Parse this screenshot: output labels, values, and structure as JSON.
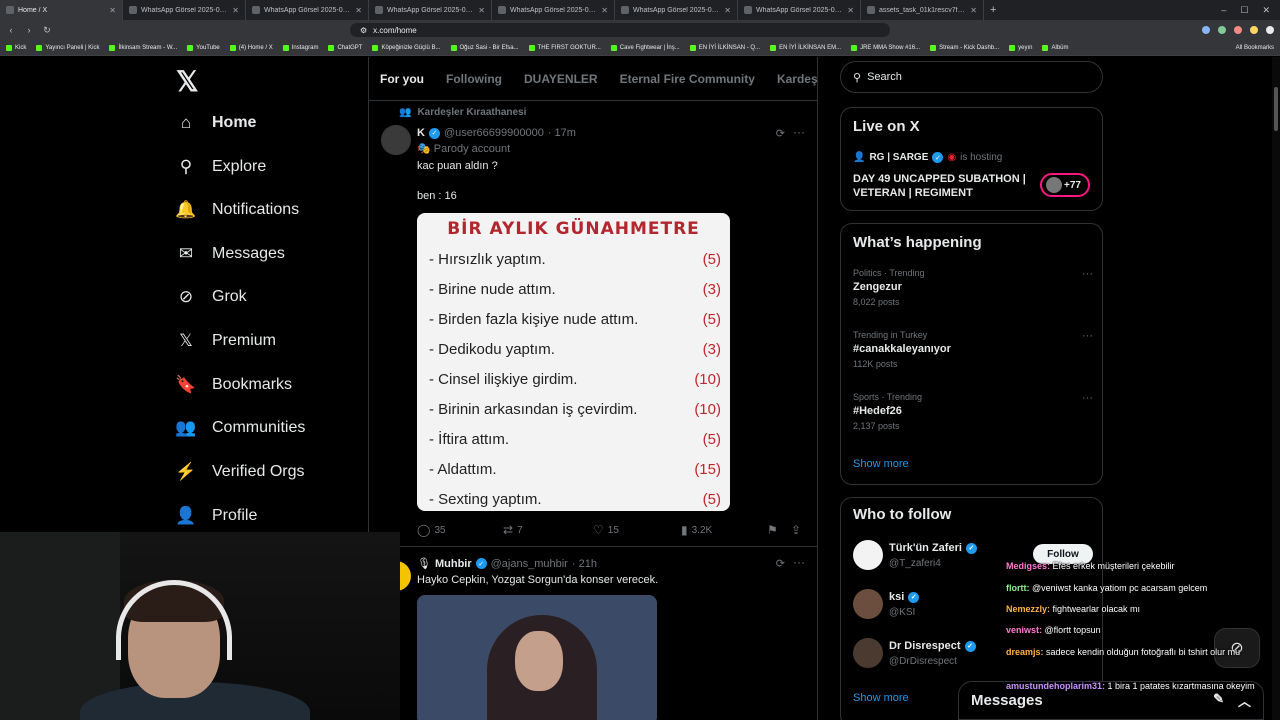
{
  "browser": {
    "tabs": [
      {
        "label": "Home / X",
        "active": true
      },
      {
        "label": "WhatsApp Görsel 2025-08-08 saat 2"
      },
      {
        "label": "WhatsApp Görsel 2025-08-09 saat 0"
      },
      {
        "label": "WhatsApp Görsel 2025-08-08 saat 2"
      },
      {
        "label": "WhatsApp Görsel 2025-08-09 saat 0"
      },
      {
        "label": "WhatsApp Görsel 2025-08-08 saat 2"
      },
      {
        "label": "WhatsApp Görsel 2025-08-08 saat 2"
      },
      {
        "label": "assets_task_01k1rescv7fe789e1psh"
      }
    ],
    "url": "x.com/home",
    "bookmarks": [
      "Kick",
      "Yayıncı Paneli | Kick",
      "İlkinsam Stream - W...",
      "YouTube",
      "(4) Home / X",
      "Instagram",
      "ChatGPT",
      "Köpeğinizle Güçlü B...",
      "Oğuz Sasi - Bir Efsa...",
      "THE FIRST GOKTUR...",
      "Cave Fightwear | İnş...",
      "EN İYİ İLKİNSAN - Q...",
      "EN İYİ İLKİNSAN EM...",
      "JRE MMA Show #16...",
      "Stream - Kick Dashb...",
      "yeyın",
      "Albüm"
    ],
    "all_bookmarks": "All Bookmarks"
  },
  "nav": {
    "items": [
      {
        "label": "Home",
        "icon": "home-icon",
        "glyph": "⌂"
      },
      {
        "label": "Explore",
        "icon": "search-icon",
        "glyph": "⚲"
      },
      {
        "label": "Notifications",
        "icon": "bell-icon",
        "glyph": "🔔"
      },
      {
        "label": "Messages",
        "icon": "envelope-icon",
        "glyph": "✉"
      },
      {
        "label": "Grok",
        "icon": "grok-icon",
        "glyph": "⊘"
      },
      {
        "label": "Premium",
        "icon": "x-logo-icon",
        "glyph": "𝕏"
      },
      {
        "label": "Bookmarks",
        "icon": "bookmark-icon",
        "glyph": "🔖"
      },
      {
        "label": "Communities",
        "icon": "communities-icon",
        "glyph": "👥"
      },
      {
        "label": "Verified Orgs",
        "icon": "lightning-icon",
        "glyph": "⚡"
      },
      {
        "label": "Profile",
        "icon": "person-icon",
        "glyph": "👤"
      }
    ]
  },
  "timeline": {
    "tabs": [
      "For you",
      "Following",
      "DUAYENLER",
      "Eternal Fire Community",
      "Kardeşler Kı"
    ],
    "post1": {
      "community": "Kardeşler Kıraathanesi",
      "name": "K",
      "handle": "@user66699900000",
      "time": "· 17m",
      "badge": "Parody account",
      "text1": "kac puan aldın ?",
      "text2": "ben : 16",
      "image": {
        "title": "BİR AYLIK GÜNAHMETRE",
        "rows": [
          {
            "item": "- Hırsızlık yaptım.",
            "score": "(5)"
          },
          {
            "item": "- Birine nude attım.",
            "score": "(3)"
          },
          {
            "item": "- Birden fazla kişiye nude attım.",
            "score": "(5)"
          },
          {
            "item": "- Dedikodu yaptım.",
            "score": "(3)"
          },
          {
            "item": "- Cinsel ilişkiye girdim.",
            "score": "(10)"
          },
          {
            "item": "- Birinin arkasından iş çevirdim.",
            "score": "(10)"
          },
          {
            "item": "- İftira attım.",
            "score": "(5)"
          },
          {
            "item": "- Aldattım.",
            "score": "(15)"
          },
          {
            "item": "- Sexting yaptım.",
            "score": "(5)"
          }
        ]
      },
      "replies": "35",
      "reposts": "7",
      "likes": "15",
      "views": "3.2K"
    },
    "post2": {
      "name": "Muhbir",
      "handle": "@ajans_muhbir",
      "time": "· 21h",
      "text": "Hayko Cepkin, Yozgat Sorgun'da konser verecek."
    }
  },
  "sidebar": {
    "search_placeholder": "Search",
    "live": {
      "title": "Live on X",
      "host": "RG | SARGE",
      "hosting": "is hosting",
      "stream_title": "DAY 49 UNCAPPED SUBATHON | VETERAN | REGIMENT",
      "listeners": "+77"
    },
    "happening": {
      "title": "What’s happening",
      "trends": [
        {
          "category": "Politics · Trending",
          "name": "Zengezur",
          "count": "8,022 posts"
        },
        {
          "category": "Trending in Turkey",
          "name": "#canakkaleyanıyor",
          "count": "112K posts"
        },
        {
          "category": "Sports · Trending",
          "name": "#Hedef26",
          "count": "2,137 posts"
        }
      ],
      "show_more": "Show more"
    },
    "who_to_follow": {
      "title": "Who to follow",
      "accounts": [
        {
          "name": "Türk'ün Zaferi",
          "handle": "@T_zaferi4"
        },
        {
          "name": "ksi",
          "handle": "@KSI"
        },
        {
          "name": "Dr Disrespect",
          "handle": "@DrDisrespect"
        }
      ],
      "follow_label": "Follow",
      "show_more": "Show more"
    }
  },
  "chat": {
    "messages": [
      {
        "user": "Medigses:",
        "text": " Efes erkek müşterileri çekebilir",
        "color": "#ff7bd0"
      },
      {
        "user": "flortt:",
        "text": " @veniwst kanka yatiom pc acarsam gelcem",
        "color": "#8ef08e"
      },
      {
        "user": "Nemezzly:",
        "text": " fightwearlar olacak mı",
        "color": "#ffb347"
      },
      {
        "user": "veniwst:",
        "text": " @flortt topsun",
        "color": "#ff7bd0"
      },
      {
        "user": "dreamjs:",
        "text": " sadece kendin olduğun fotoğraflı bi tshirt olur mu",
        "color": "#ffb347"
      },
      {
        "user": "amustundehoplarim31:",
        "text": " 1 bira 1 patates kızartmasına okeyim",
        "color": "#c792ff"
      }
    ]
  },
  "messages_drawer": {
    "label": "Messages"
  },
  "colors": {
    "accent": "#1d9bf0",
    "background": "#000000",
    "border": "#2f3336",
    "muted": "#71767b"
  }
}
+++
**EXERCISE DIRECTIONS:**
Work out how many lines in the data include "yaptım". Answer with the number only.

**OUTPUT FOR THIS TASK:**
3